T.S. Eliot’s “The Love Song of J. Alfred Prufrock” contains some of the most unforgettable images in modern poetry: the “pair of ragged claws / Scuttling across the floors of silent seas”; the yellow fog that “rubs its back upon the window panes”; the evening “spread out against the sky / Like a patient etherized upon a table.” The poem’s sudden juxtapositions disrupted and dismantled the staid poetic conventions of its time. Like his beloved metaphysical model John Donne, Eliot pushed the resources of literary language to their outer extremes, while still maintaining a respectful relationship with traditional form, deploying Shakespearean pentameter lines whose music is deceptive, since they are the vehicles of such strange, neurotic content.

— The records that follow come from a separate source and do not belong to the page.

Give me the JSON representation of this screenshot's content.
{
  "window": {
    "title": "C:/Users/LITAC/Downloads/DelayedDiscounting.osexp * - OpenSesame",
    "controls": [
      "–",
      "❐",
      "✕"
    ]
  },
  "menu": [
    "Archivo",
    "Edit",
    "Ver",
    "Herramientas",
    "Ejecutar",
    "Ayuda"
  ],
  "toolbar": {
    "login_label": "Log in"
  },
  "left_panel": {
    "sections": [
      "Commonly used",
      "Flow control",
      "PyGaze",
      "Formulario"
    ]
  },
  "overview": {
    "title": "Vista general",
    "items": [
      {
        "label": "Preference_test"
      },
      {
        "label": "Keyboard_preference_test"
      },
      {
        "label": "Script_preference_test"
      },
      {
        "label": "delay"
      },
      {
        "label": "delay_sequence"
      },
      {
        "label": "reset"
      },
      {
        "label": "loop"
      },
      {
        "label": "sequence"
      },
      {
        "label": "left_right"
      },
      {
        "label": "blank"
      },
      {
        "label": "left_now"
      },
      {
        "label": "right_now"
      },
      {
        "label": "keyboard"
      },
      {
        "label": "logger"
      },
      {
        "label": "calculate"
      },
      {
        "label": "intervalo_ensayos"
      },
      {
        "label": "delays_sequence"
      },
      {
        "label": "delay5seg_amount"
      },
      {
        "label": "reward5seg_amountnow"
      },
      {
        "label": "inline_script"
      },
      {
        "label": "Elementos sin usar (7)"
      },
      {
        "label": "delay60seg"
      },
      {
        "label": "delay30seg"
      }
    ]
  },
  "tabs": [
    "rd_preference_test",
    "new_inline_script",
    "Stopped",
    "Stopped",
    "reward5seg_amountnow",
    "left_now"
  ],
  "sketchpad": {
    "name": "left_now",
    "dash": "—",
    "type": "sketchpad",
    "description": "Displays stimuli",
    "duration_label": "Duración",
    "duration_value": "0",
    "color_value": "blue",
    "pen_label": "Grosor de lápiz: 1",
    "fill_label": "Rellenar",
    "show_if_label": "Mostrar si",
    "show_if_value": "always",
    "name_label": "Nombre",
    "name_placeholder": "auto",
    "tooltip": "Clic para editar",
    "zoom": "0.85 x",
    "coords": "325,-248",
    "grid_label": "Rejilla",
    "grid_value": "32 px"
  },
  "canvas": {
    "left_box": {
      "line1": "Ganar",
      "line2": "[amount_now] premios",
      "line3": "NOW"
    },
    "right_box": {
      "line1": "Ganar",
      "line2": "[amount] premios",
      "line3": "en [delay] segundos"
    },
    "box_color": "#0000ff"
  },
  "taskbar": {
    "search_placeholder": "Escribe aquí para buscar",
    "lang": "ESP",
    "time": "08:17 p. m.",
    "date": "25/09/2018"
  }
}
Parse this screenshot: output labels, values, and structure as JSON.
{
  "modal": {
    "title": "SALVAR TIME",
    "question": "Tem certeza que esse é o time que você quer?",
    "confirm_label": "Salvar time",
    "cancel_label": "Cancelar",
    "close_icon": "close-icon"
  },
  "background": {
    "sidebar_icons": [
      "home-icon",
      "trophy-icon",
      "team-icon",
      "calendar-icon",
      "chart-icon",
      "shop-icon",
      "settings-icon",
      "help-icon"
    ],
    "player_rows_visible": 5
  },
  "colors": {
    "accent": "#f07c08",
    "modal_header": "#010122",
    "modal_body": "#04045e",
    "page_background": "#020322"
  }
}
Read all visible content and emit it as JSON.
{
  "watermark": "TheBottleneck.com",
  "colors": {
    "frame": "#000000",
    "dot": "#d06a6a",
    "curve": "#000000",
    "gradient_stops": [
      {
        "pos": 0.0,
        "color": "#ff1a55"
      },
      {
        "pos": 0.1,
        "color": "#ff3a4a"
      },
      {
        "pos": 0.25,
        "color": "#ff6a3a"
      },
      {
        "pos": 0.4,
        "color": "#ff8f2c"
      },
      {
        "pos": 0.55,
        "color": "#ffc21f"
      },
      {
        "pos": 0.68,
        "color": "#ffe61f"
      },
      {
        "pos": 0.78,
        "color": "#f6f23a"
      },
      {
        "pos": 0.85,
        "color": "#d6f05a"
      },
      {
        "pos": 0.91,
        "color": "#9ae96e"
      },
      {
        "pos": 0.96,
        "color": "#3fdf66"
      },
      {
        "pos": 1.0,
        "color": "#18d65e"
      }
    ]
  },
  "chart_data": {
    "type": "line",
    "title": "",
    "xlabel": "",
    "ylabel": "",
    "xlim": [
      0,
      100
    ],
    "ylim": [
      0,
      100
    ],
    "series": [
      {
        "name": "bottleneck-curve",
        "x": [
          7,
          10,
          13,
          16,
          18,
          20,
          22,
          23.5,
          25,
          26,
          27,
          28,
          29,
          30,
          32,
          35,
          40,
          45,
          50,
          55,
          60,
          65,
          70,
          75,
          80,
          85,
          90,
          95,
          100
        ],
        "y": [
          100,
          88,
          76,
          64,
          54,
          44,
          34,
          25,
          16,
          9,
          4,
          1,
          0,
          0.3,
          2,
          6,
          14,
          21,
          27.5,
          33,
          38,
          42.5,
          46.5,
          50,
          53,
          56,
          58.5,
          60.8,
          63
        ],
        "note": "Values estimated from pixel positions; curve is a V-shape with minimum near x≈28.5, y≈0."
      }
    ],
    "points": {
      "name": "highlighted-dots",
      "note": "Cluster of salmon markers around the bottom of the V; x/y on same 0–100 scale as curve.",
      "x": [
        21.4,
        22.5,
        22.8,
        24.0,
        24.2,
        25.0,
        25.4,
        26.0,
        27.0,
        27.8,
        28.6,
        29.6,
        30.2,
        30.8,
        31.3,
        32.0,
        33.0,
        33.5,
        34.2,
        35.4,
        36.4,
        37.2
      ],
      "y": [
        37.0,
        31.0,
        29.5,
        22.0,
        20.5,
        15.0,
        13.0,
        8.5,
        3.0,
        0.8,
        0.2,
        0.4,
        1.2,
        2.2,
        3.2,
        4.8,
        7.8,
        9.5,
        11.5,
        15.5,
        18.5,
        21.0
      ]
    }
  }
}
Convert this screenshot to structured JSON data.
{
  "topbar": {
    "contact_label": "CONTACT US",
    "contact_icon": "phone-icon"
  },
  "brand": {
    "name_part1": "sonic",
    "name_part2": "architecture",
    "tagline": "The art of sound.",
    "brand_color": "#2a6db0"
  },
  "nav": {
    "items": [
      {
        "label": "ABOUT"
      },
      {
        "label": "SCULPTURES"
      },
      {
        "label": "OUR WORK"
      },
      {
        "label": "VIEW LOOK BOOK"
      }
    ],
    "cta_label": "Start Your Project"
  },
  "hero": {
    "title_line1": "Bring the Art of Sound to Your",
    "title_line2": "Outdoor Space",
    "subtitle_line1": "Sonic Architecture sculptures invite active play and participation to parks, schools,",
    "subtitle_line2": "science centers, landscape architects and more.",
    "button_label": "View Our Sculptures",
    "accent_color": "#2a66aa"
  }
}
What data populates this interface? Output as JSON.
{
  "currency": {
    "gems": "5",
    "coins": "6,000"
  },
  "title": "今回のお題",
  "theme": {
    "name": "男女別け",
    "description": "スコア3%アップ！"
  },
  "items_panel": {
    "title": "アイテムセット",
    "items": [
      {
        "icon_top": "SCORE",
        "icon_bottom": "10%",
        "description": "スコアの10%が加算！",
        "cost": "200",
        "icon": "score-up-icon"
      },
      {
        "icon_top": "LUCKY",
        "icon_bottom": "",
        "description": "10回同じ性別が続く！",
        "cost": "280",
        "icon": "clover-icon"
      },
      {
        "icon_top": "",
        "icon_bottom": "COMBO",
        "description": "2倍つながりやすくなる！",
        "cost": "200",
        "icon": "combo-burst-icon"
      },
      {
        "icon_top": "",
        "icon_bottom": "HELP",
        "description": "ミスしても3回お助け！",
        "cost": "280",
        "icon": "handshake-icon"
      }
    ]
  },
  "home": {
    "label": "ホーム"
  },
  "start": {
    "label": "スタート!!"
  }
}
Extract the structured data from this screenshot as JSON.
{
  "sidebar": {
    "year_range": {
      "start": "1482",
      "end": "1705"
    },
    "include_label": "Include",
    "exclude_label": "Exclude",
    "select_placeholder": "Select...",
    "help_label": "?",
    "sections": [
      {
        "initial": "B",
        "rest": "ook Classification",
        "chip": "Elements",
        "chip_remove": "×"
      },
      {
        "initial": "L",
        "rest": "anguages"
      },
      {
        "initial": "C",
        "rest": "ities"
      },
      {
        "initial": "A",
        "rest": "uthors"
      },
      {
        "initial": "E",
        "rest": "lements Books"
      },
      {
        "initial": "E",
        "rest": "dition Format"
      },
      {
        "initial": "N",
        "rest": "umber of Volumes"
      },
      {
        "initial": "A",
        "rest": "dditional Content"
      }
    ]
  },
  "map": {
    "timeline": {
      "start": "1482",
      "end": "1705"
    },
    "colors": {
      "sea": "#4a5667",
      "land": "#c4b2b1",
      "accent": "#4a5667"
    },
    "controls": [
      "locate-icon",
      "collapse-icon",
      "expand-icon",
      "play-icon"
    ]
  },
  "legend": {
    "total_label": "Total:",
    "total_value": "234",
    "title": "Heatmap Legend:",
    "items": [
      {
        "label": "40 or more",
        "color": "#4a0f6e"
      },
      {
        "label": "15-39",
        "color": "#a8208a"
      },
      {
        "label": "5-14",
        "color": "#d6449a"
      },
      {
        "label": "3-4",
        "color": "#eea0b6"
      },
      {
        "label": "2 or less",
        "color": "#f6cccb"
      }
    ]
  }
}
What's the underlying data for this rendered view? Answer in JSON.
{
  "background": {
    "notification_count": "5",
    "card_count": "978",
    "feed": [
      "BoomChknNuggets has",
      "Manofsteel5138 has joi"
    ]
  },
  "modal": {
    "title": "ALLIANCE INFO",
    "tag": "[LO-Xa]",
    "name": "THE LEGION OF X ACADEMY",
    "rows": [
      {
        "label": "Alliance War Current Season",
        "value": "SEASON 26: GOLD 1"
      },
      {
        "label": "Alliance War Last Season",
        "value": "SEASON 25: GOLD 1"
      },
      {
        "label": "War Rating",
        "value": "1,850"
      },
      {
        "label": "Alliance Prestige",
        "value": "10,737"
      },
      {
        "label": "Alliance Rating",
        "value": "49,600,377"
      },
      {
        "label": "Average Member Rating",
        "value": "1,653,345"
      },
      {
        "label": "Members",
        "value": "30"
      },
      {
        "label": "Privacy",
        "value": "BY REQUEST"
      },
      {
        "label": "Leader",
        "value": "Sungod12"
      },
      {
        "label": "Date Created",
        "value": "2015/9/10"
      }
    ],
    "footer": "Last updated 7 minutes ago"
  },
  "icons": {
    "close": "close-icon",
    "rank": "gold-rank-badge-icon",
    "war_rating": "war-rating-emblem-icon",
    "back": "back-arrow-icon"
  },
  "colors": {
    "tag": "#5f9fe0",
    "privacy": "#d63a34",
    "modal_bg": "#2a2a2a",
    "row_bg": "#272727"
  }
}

"Prufrock," first published in 1915 in Poetry magazine—at the instigation of literary impresario Ezra Pound—caused a shock at its first appearance. Students today are apt to remember it as a bewildering swirl of references—to Dante, the Bible, Shakespeare—and as sardonic commentary on what Eliot saw as the profoundly enervated and impotent condition of modern man (and of himself). It is a daunting study, to be sure, but the poem’s first readers and critics tended to dismiss it as either shockingly anarchic or trivial and meandering.
By 1947, “Prufrock” was recognized as a modernist classic, and Harvard University recorded Eliot reading the poem (above). His thin voice may not carry the weight of the poem’s dense allusive grandeur, so we have Anthony Hopkins at the top of the post reading "Prufrock" as well. Hopkins seems to rush through the poem a bit, capturing, perhaps, the nervous energy of its title character’s psychic anguish.